Here's a McGill professor who's available to comment in the media on what it means for the United Kingdom:
Brian Lewis, Department of History & Classical Studies, McGill University
He's an historian of Modern Britain. The courses that he offers from time to time are a Seminar in British Urban History, courses on British History from 1688 to the present, a course on British & Irish Nationalisms (the national question in Ireland, Scotland, Wales and England since the Glorious Revolution), an upper-level course on British Queer History, a survey of the history of sexuality in Europe and North America since 1700, global surveys of the First and Second World Wars and a first-year seminar on nation building and nationalism.
brian.lewis [at] mcgill.ca (English)
Armand de Mestral, Faculty of Law, McGill University
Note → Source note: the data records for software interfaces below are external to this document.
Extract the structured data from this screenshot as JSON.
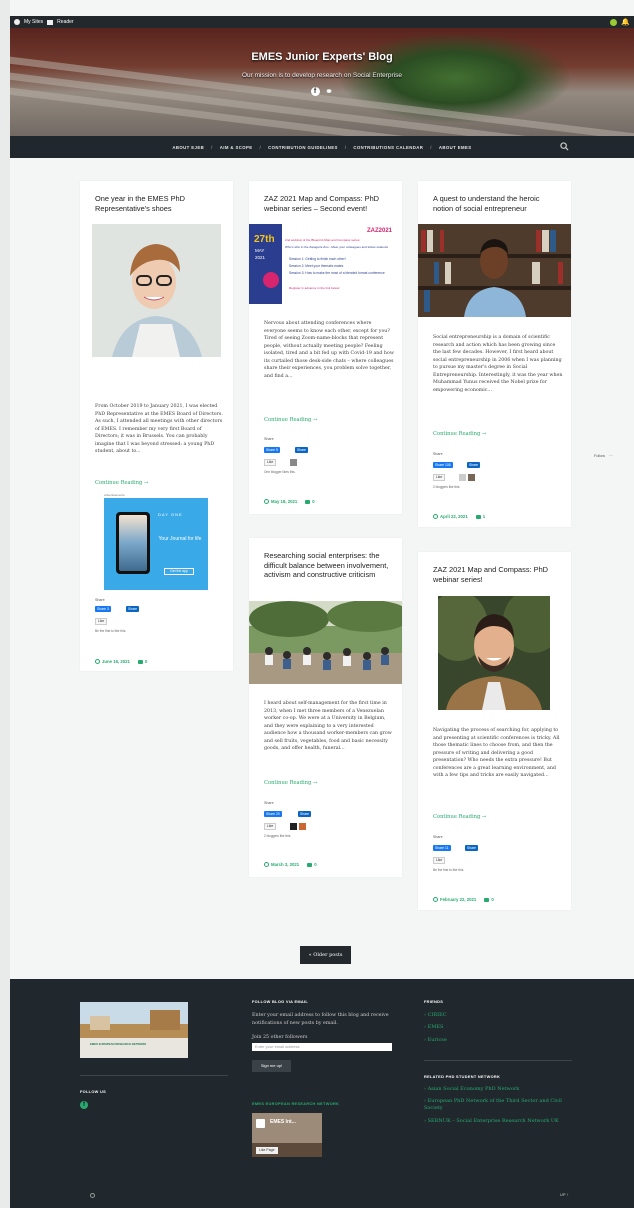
{
  "admin_bar": {
    "my_sites": "My Sites",
    "reader": "Reader"
  },
  "header": {
    "title": "EMES Junior Experts' Blog",
    "description": "Our mission is to develop research on Social Enterprise"
  },
  "nav": {
    "items": [
      "ABOUT EJEB",
      "AIM & SCOPE",
      "CONTRIBUTION GUIDELINES",
      "CONTRIBUTIONS CALENDAR",
      "ABOUT EMES"
    ]
  },
  "posts": [
    {
      "title": "One year in the EMES PhD Representative's shoes",
      "excerpt": "From October 2019 to January 2021, I was elected PhD Representative at the EMES Board of Directors. As such, I attended all meetings with other directors of EMES. I remember my very first Board of Directors; it was in Brussels. You can probably imagine that I was beyond stressed: a young PhD student, about to...",
      "more": "Continue Reading →",
      "share_label": "Share",
      "fb_label": "Share 3",
      "li_label": "Share",
      "like_label": "Like",
      "likes_note": "Be the first to like this.",
      "date": "June 16, 2021",
      "comments": "0"
    },
    {
      "title": "ZAZ 2021 Map and Compass: PhD webinar series – Second event!",
      "excerpt": "Nervous about attending conferences where everyone seems to know each other, except for you? Tired of seeing Zoom-name-blocks that represent people, without actually meeting people? Feeling isolated, tired and a bit fed up with Covid-19 and how its curtailed those desk-side chats – where colleagues share their experiences, you problem solve together, and find a...",
      "more": "Continue Reading →",
      "share_label": "Share",
      "fb_label": "Share 5",
      "li_label": "Share",
      "like_label": "Like",
      "likes_note": "One blogger likes this.",
      "date": "May 18, 2021",
      "comments": "0",
      "flyer": {
        "date_big": "27th",
        "month": "MAY",
        "year": "2021",
        "brand": "ZAZ2021",
        "line1": "2nd webinar of the Blueprint Map and Compass series:",
        "line2": "Who's who in the Zaragoza Zoo - Meet your colleagues and fellow students",
        "s1": "Session 1: Getting to finish each other!",
        "s2": "Session 2: Meet your thematic mates",
        "s3": "Session 3: How to make the most of a blended format conference",
        "reg": "Register in advance in the link below:"
      }
    },
    {
      "title": "A quest to understand the heroic notion of social entrepreneur",
      "excerpt": "Social entrepreneurship is a domain of scientific research and action which has been growing since the last few decades. However, I first heard about social entrepreneurship in 2006 when I was planning to pursue my master's degree in Social Entrepreneurship. Interestingly, it was the year when Muhammad Yunus received the Nobel prize for empowering economic...",
      "more": "Continue Reading →",
      "share_label": "Share",
      "fb_label": "Share 108",
      "li_label": "Share",
      "like_label": "Like",
      "likes_note": "2 bloggers like this.",
      "date": "April 22, 2021",
      "comments": "1"
    },
    {
      "title": "Researching social enterprises: the difficult balance between involvement, activism and constructive criticism",
      "excerpt": "I heard about self-management for the first time in 2013, when I met three members of a Venezuelan worker co-op. We were at a University in Belgium, and they were explaining to a very interested audience how a thousand worker-members can grow and sell fruits, vegetables, food and basic necessity goods, and offer health, funeral...",
      "more": "Continue Reading →",
      "share_label": "Share",
      "fb_label": "Share 20",
      "li_label": "Share",
      "like_label": "Like",
      "likes_note": "2 bloggers like this.",
      "date": "March 3, 2021",
      "comments": "0"
    },
    {
      "title": "ZAZ 2021 Map and Compass: PhD webinar series!",
      "excerpt": "Navigating the process of searching for, applying to and presenting at scientific conferences is tricky. All those thematic lines to choose from, and then the pressure of writing and delivering a good presentation? Who needs the extra pressure! But conferences are a great learning environment, and with a few tips and tricks are easily navigated...",
      "more": "Continue Reading →",
      "share_label": "Share",
      "fb_label": "Share 11",
      "li_label": "Share",
      "like_label": "Like",
      "likes_note": "Be the first to like this.",
      "date": "February 22, 2021",
      "comments": "0"
    }
  ],
  "app_promo": {
    "brand": "DAY ONE",
    "headline": "Your Journal for life",
    "cta": "Get the app",
    "caption": "Advertisements"
  },
  "older_posts": "« Older posts",
  "follow_float": {
    "label": "Follow",
    "more": "···"
  },
  "footer": {
    "follow_us": "FOLLOW US",
    "follow_blog_title": "FOLLOW BLOG VIA EMAIL",
    "follow_blog_text": "Enter your email address to follow this blog and receive notifications of new posts by email.",
    "followers": "Join 25 other followers",
    "email_placeholder": "Enter your email address",
    "sign_up": "Sign me up!",
    "emes_network": "EMES EUROPEAN RESEARCH NETWORK",
    "emes_page_name": "EMES Int...",
    "emes_like": "Like Page",
    "friends_title": "FRIENDS",
    "friends": [
      "CIRIEC",
      "EMES",
      "Euricse"
    ],
    "related_title": "RELATED PHD STUDENT NETWORK",
    "related": [
      "Asian Social Economy PhD Network",
      "European PhD Network of the Third Sector and Civil Society",
      "SERNUK – Social Enterprise Research Network UK"
    ],
    "footer_badge": "EMES EUROPEAN RESEARCH NETWORK",
    "copyright_right": "UP ↑"
  },
  "colors": {
    "accent": "#27aa6f",
    "nav_bg": "#21282d",
    "page_bg": "#f4f5f5"
  }
}
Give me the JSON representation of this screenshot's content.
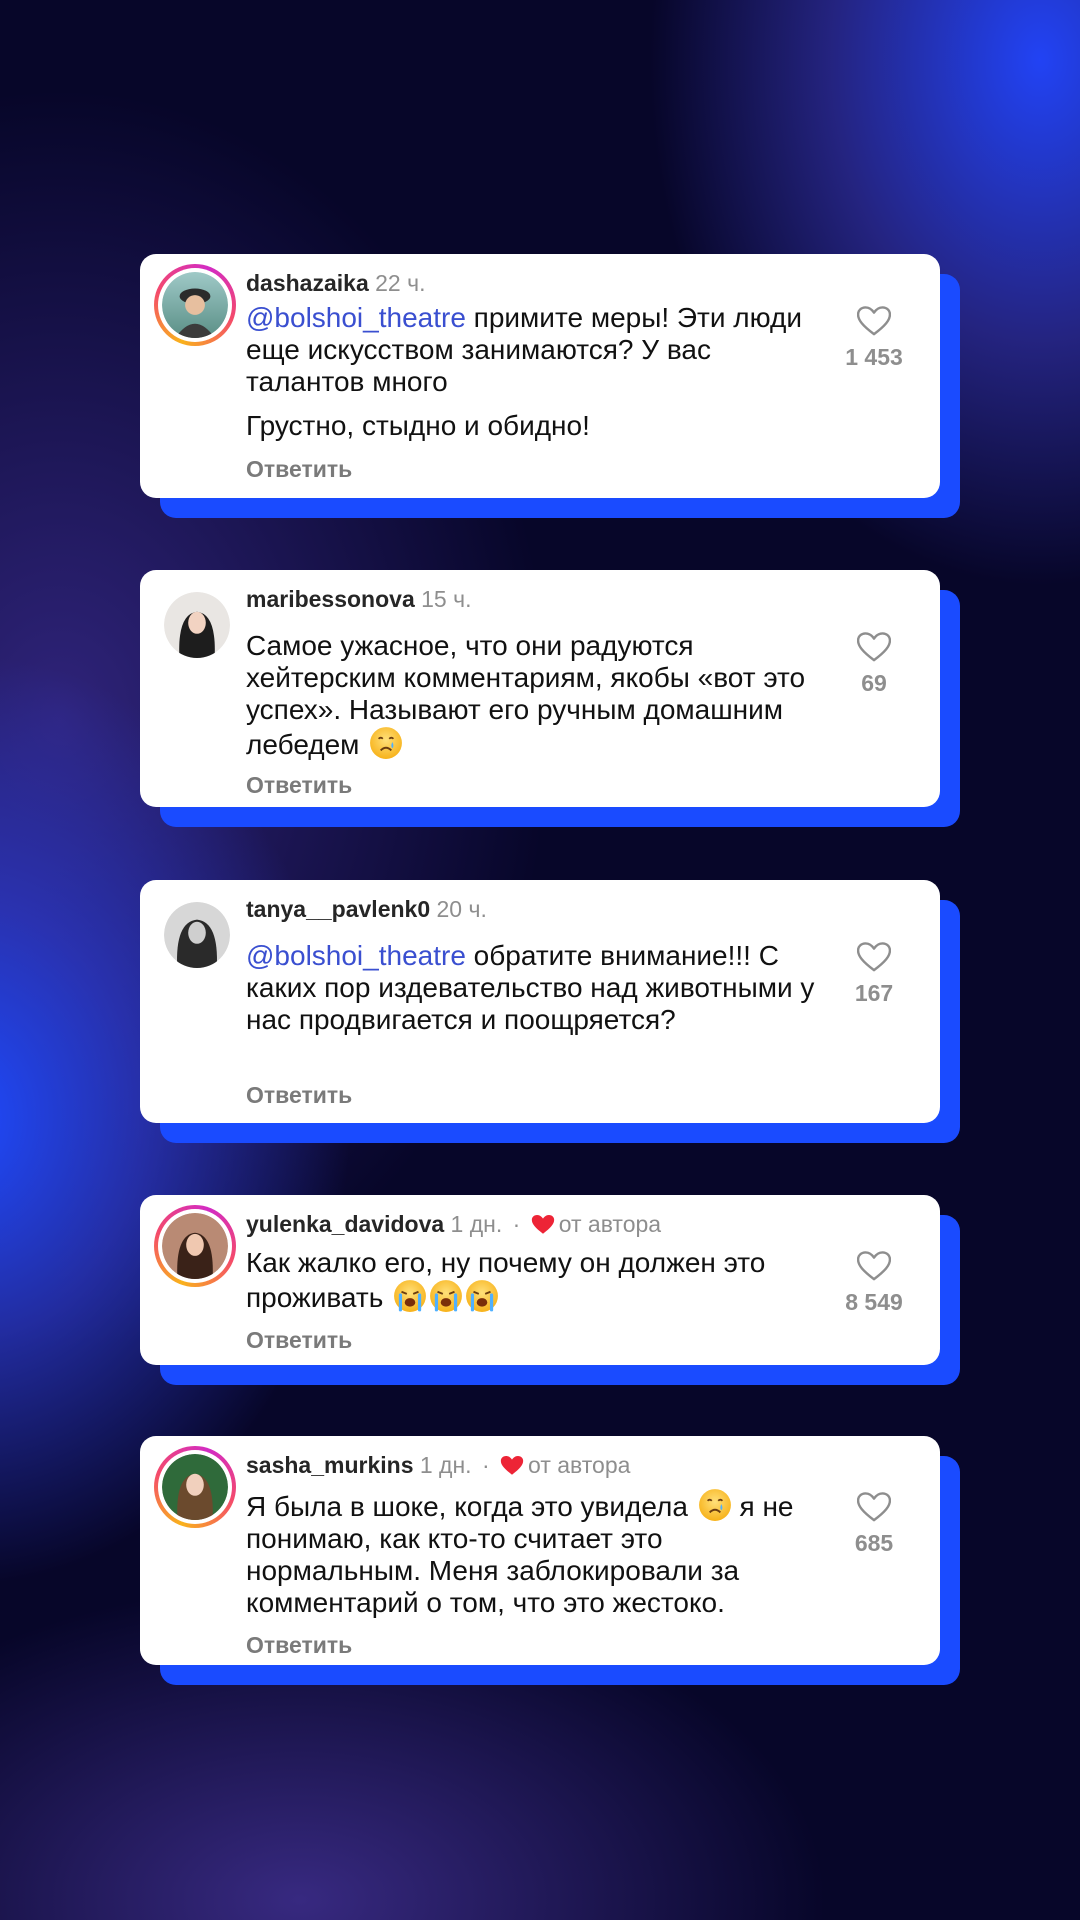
{
  "colors": {
    "background": "#070629",
    "accent_blue": "#1a4bff",
    "mention": "#3a4fd0",
    "author_heart": "#ed2436"
  },
  "comments": [
    {
      "username": "dashazaika",
      "time": "22 ч.",
      "mention": "@bolshoi_theatre",
      "text": " примите меры! Эти люди еще искусством занимаются? У вас талантов много",
      "text2": "Грустно, стыдно и обидно!",
      "likes": "1 453",
      "reply": "Ответить",
      "avatar_icon": "avatar-story-ring"
    },
    {
      "username": "maribessonova",
      "time": "15 ч.",
      "text": "Самое ужасное, что они радуются хейтерским комментариям, якобы «вот это успех». Называют его ручным домашним лебедем",
      "emoji": "crying-face-emoji",
      "likes": "69",
      "reply": "Ответить",
      "avatar_icon": "avatar"
    },
    {
      "username": "tanya__pavlenk0",
      "time": "20 ч.",
      "mention": "@bolshoi_theatre",
      "text": " обратите внимание!!! С каких пор издевательство над животными у нас продвигается и поощряется?",
      "likes": "167",
      "reply": "Ответить",
      "avatar_icon": "avatar"
    },
    {
      "username": "yulenka_davidova",
      "time": "1 дн.",
      "author_label": "от автора",
      "text": "Как жалко его, ну почему он должен это проживать",
      "emoji": "loudly-crying-face-emoji",
      "emoji_count": 3,
      "likes": "8 549",
      "reply": "Ответить",
      "avatar_icon": "avatar-story-ring"
    },
    {
      "username": "sasha_murkins",
      "time": "1 дн.",
      "author_label": "от автора",
      "text_before_emoji": "Я была в шоке, когда это увидела",
      "emoji": "crying-face-emoji",
      "text_after_emoji": " я не понимаю, как кто-то считает это нормальным. Меня заблокировали за комментарий о том, что это жестоко.",
      "likes": "685",
      "reply": "Ответить",
      "avatar_icon": "avatar-story-ring"
    }
  ]
}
Emeritus Professor de Mestral has taught among other things constitutional law, public international law, international trade law, international arbitration, and the law of the European CommunityHis current research interest is the law of international economic integration. He has drafted books, articles and reports in English and French on international trade law, Canadian comparative and constitutional law, and international law. He has served on WTO and NAFTA dispute settlement and arbitration tribunals.
armand.de.mestral [at] mcgill.ca, phone numbers available upon request (English, French)